Content starts
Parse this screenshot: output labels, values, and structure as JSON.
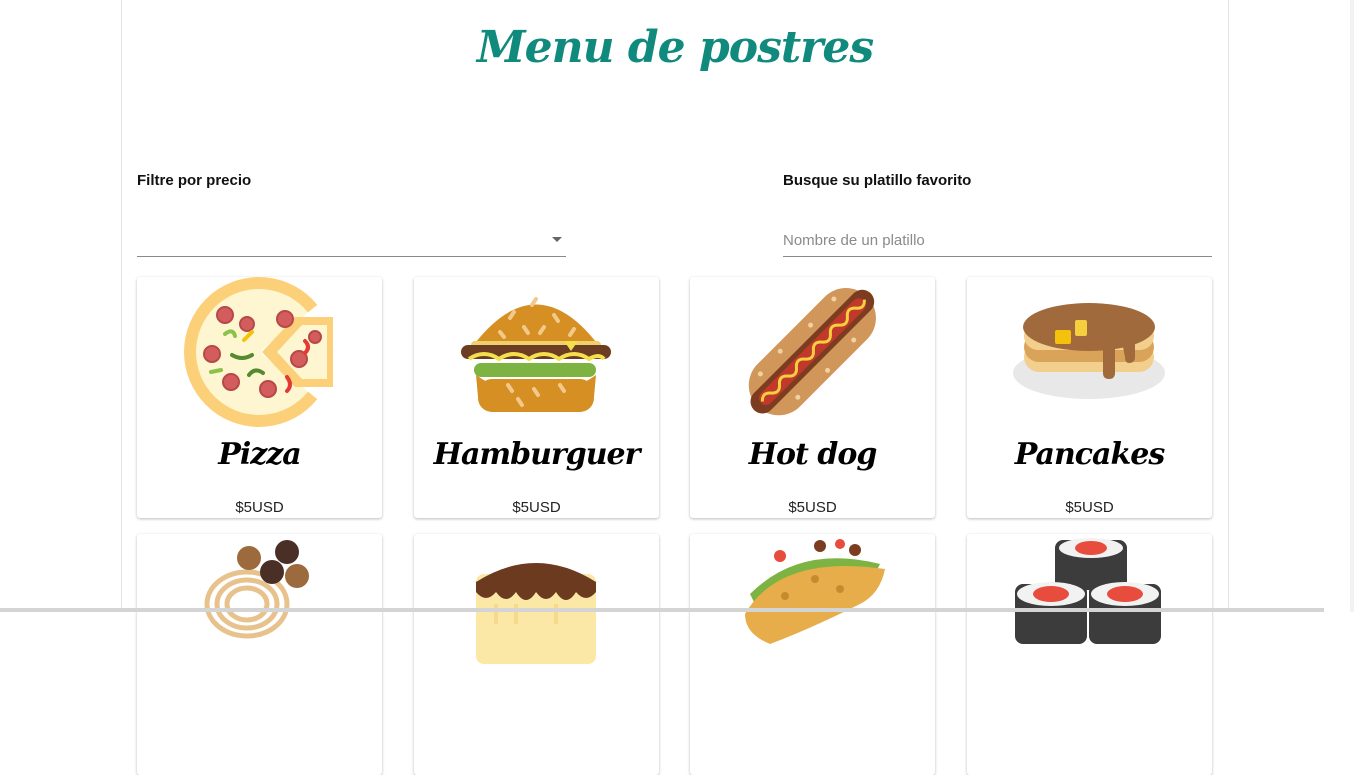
{
  "header": {
    "title": "Menu de postres"
  },
  "filters": {
    "price_label": "Filtre por precio",
    "price_value": "",
    "search_label": "Busque su platillo favorito",
    "search_placeholder": "Nombre de un platillo",
    "search_value": ""
  },
  "colors": {
    "title": "#118a7e"
  },
  "dishes": [
    {
      "name": "Pizza",
      "price": "$5USD",
      "icon": "pizza-icon"
    },
    {
      "name": "Hamburguer",
      "price": "$5USD",
      "icon": "hamburger-icon"
    },
    {
      "name": "Hot dog",
      "price": "$5USD",
      "icon": "hotdog-icon"
    },
    {
      "name": "Pancakes",
      "price": "$5USD",
      "icon": "pancakes-icon"
    },
    {
      "name": "",
      "price": "",
      "icon": "spaghetti-icon"
    },
    {
      "name": "",
      "price": "",
      "icon": "cake-icon"
    },
    {
      "name": "",
      "price": "",
      "icon": "taco-icon"
    },
    {
      "name": "",
      "price": "",
      "icon": "sushi-icon"
    }
  ]
}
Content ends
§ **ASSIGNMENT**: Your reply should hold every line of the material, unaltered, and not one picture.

§ **TASK OUTPUT**:
Parse this screenshot: output labels, values, and structure as JSON.
{
  "header": {
    "title": "Menu de postres"
  },
  "filters": {
    "price_label": "Filtre por precio",
    "price_value": "",
    "search_label": "Busque su platillo favorito",
    "search_placeholder": "Nombre de un platillo",
    "search_value": ""
  },
  "colors": {
    "title": "#118a7e"
  },
  "dishes": [
    {
      "name": "Pizza",
      "price": "$5USD",
      "icon": "pizza-icon"
    },
    {
      "name": "Hamburguer",
      "price": "$5USD",
      "icon": "hamburger-icon"
    },
    {
      "name": "Hot dog",
      "price": "$5USD",
      "icon": "hotdog-icon"
    },
    {
      "name": "Pancakes",
      "price": "$5USD",
      "icon": "pancakes-icon"
    },
    {
      "name": "",
      "price": "",
      "icon": "spaghetti-icon"
    },
    {
      "name": "",
      "price": "",
      "icon": "cake-icon"
    },
    {
      "name": "",
      "price": "",
      "icon": "taco-icon"
    },
    {
      "name": "",
      "price": "",
      "icon": "sushi-icon"
    }
  ]
}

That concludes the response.